_YOUR TASK_:
If a line in the records contains the string "icon", show that line.

Dataset rows describing interfaces:
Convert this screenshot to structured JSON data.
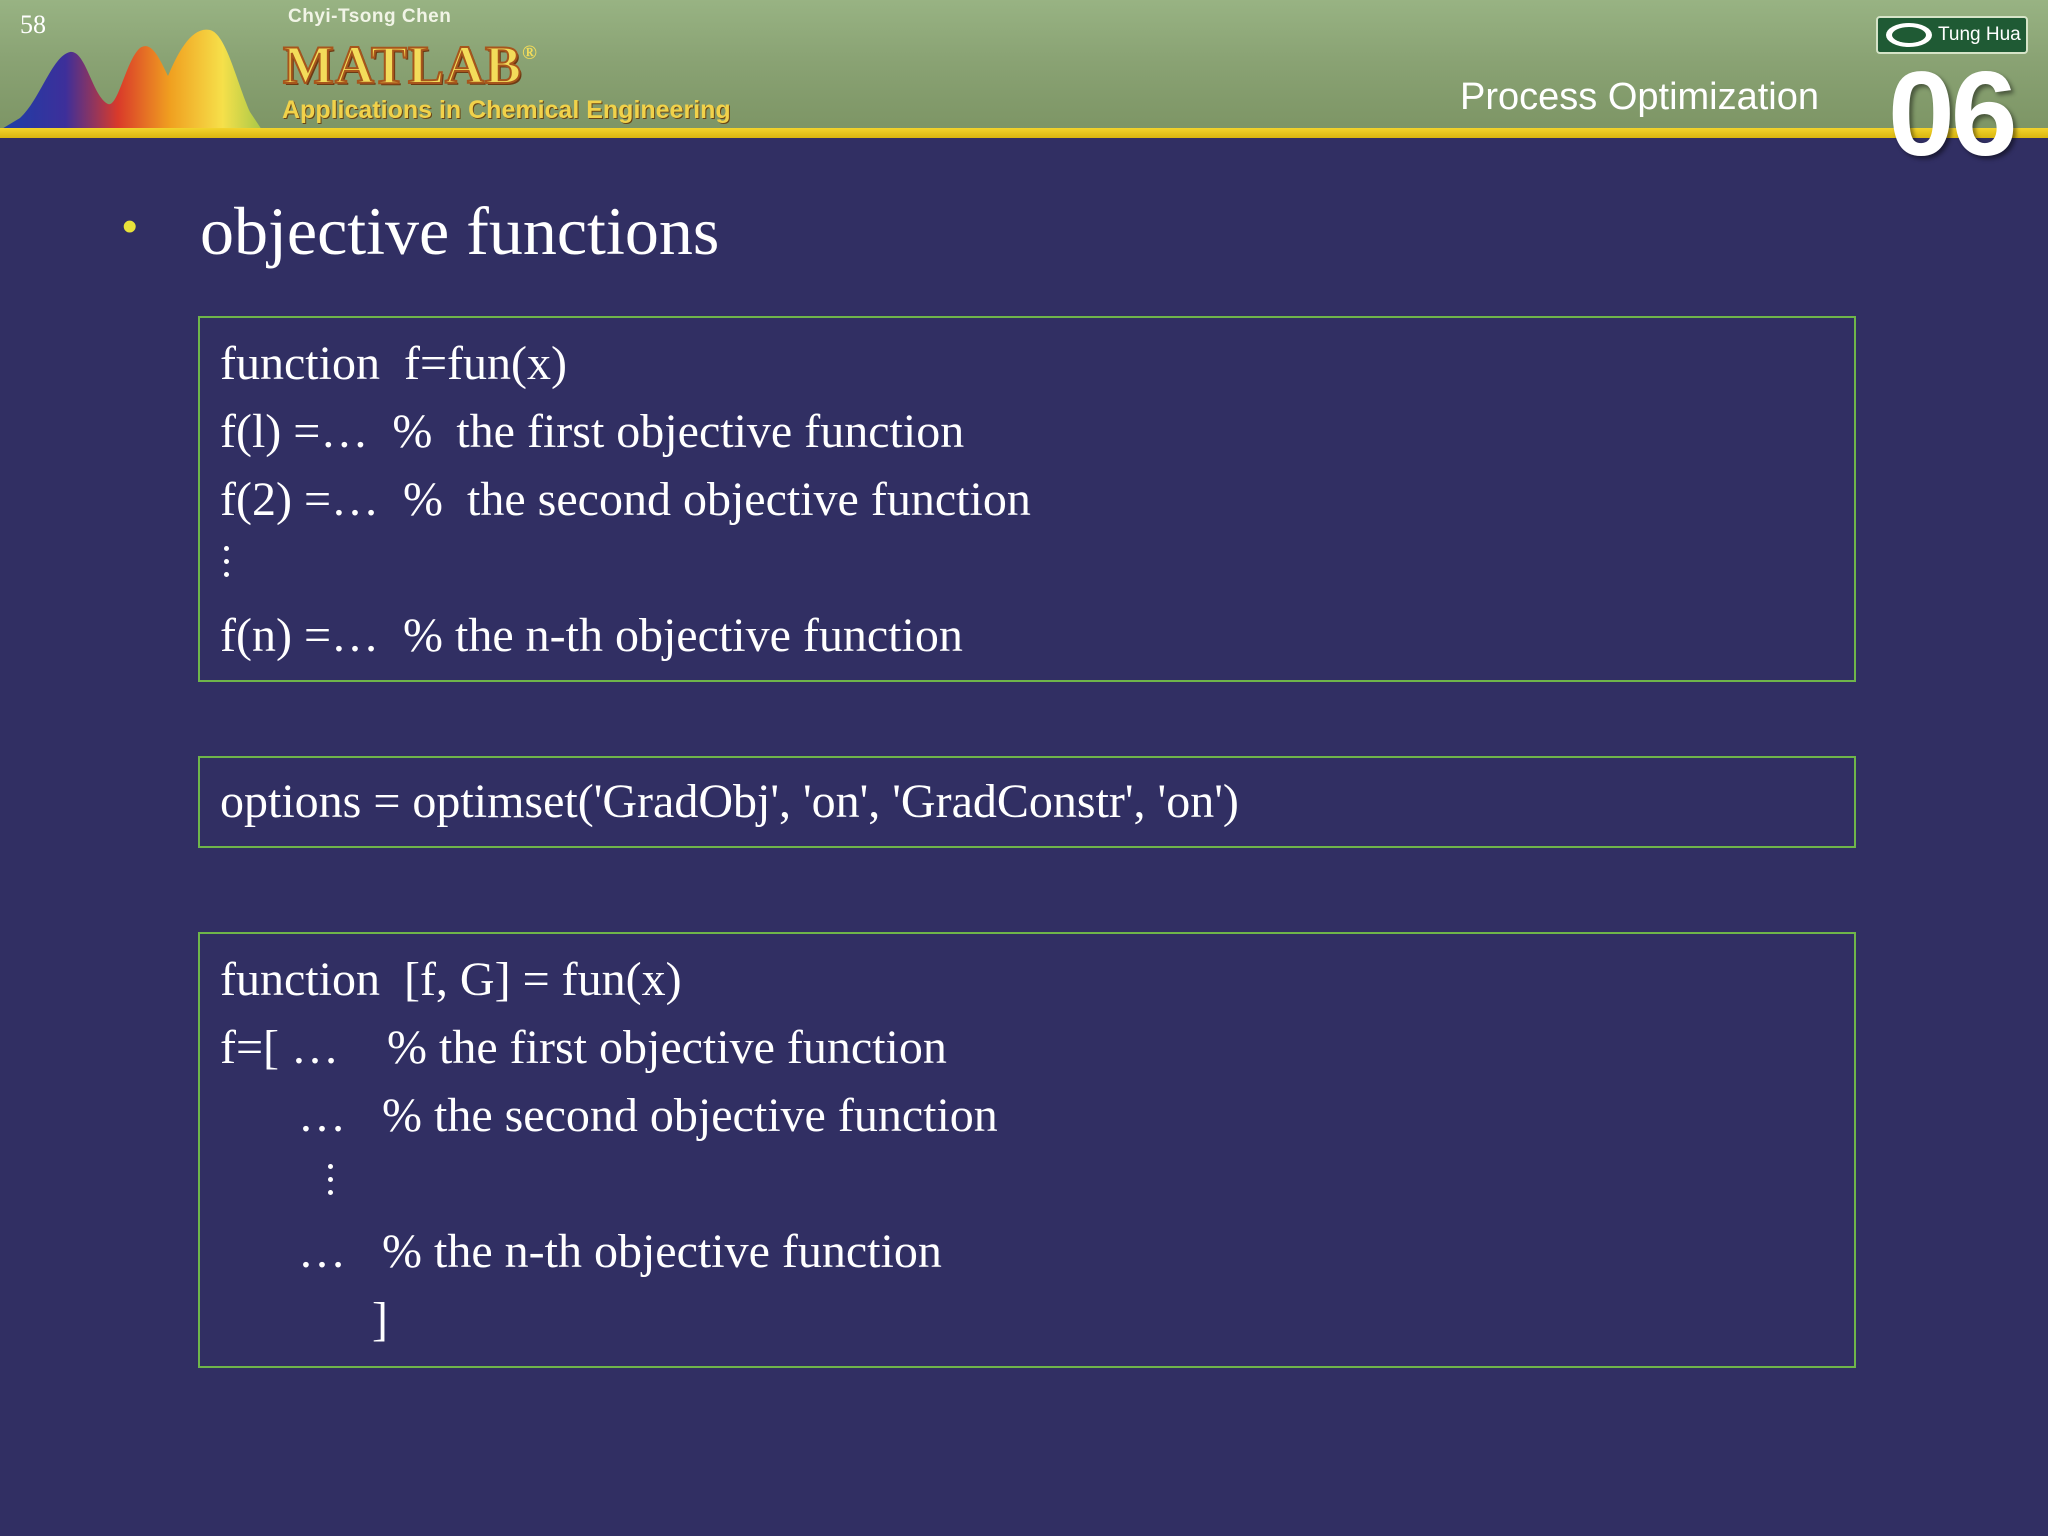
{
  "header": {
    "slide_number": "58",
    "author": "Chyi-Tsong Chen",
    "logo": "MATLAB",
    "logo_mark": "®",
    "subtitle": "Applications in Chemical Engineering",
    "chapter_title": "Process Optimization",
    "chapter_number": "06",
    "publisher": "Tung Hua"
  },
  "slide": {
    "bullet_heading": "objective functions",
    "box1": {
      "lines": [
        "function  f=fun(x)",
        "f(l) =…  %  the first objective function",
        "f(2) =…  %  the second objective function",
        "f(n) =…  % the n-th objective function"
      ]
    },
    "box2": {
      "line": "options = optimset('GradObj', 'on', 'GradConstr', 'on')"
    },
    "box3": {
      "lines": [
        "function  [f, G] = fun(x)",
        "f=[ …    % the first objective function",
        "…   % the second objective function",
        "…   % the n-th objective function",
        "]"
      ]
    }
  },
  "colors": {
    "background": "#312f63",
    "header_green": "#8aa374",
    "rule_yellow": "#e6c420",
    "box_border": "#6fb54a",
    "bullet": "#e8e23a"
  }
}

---

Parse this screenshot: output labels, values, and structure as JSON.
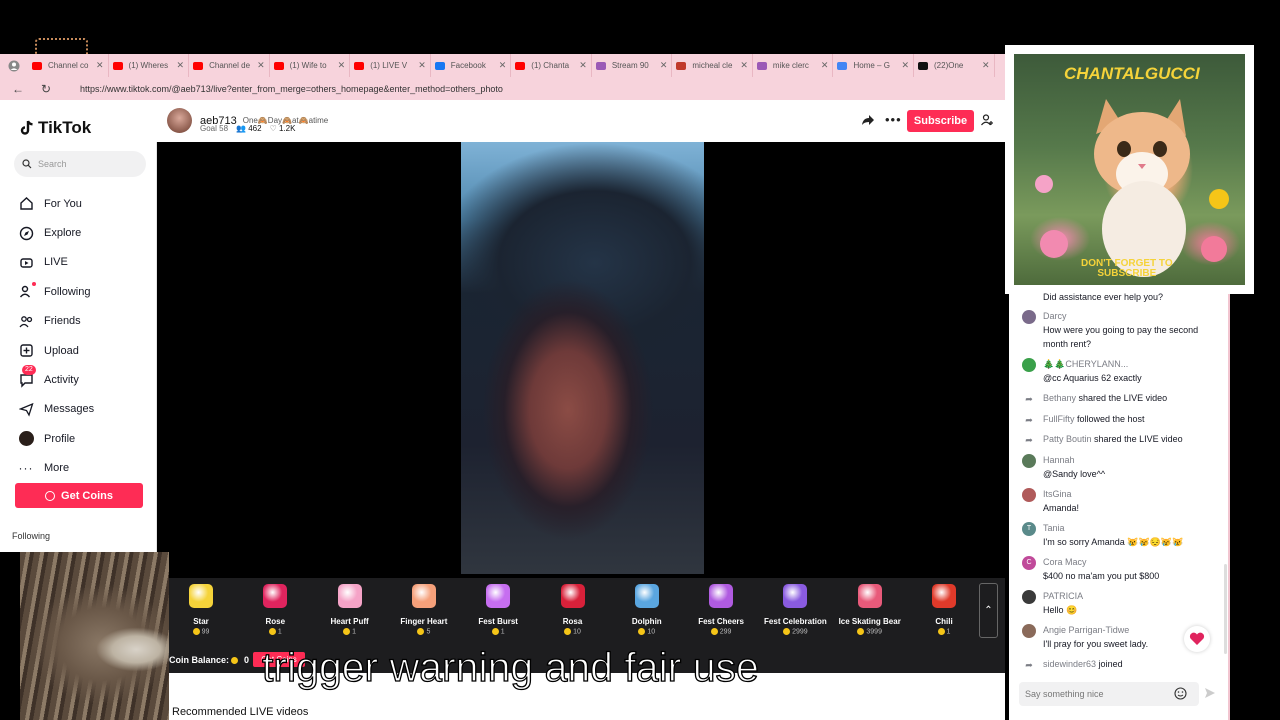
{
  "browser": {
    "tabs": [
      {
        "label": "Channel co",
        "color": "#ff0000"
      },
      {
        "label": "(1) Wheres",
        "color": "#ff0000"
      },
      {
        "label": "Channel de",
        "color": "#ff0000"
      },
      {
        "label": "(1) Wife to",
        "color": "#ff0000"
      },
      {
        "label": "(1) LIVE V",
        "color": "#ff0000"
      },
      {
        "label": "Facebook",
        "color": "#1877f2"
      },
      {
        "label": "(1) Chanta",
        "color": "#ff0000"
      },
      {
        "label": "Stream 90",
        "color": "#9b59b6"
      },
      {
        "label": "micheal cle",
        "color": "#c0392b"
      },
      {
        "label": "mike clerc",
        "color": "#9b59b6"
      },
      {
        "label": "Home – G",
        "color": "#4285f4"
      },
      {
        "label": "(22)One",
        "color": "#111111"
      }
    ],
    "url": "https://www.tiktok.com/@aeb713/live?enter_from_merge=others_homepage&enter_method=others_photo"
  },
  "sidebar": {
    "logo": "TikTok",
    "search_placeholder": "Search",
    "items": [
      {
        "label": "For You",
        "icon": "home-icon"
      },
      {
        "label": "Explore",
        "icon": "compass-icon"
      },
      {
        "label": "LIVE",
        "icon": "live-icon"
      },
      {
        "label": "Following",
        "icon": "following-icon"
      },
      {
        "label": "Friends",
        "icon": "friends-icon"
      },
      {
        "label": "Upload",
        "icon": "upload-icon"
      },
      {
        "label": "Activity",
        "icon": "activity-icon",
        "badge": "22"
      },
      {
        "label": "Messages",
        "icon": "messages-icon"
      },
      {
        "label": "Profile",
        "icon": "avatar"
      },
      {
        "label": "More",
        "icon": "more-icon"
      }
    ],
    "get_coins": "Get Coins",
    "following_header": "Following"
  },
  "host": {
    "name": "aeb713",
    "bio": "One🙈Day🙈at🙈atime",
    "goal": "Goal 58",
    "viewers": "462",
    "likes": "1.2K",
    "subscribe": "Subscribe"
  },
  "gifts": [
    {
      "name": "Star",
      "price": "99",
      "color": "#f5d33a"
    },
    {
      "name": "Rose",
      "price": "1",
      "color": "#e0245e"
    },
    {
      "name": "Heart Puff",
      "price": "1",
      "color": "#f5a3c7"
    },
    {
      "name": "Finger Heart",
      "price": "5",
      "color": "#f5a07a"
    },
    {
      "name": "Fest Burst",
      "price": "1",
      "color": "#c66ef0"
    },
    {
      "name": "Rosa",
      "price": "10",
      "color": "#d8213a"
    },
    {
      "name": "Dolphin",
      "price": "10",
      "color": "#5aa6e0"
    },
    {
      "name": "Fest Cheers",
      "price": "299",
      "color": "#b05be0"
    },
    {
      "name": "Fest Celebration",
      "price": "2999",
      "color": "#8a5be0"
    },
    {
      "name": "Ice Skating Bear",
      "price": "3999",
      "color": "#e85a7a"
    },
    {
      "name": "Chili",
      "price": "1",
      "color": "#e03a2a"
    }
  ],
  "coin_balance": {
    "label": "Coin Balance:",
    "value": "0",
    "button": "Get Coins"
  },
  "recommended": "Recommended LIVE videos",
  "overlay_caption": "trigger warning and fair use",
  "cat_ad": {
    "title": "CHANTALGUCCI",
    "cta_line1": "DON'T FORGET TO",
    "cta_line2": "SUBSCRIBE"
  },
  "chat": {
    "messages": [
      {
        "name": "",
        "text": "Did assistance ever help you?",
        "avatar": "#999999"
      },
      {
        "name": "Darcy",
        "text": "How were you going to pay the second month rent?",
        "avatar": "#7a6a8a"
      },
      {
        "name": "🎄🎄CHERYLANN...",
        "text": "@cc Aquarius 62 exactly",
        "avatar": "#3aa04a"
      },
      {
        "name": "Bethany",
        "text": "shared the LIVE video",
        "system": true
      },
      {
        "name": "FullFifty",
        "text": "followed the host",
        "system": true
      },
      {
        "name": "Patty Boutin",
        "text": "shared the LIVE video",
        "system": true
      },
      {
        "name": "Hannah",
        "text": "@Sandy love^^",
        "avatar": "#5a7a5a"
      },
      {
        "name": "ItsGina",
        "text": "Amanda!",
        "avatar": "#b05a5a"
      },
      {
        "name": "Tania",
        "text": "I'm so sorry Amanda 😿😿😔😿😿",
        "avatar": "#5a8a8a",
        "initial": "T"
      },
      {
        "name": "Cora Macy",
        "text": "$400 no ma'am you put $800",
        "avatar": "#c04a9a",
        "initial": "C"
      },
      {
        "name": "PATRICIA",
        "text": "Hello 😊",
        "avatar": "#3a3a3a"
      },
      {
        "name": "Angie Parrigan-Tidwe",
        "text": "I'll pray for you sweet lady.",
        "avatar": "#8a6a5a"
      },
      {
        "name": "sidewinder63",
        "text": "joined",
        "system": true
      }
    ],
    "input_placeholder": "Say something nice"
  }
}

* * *

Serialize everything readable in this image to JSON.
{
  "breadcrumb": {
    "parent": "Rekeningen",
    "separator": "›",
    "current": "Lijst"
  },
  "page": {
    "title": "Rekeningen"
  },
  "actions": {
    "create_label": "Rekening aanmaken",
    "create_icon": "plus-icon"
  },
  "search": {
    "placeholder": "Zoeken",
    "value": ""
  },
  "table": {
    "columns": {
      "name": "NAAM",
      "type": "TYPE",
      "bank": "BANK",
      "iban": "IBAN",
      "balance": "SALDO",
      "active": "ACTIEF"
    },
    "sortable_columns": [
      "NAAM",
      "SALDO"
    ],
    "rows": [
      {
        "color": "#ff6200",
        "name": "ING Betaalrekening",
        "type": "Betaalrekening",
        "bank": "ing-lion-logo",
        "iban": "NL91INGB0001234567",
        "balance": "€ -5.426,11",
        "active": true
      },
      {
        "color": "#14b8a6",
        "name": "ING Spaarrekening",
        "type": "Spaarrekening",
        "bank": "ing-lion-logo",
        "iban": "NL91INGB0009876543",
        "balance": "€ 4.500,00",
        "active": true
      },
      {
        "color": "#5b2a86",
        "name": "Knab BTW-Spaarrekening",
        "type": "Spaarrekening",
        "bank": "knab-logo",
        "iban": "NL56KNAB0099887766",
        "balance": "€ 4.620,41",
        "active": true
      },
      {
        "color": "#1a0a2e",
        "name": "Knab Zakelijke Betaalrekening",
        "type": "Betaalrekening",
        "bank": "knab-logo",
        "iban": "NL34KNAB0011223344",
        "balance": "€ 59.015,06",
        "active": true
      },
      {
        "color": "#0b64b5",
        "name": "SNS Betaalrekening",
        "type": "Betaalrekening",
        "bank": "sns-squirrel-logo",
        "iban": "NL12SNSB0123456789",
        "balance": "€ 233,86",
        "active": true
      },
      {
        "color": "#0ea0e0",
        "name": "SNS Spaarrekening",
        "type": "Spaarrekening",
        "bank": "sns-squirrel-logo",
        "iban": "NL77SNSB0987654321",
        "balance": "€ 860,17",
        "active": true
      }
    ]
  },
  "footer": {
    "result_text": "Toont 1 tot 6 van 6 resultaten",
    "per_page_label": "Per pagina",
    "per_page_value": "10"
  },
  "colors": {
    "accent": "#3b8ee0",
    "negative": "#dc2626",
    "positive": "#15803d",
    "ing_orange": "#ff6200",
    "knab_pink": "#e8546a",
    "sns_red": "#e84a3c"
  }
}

_EXERCISE SOLUTION_:
        "icon": "home-icon"
        "icon": "compass-icon"
        "icon": "live-icon"
        "icon": "following-icon"
        "icon": "friends-icon"
        "icon": "upload-icon"
        "icon": "activity-icon",
        "icon": "messages-icon"
        "icon": "avatar"
        "icon": "more-icon"
    "create_icon": "plus-icon"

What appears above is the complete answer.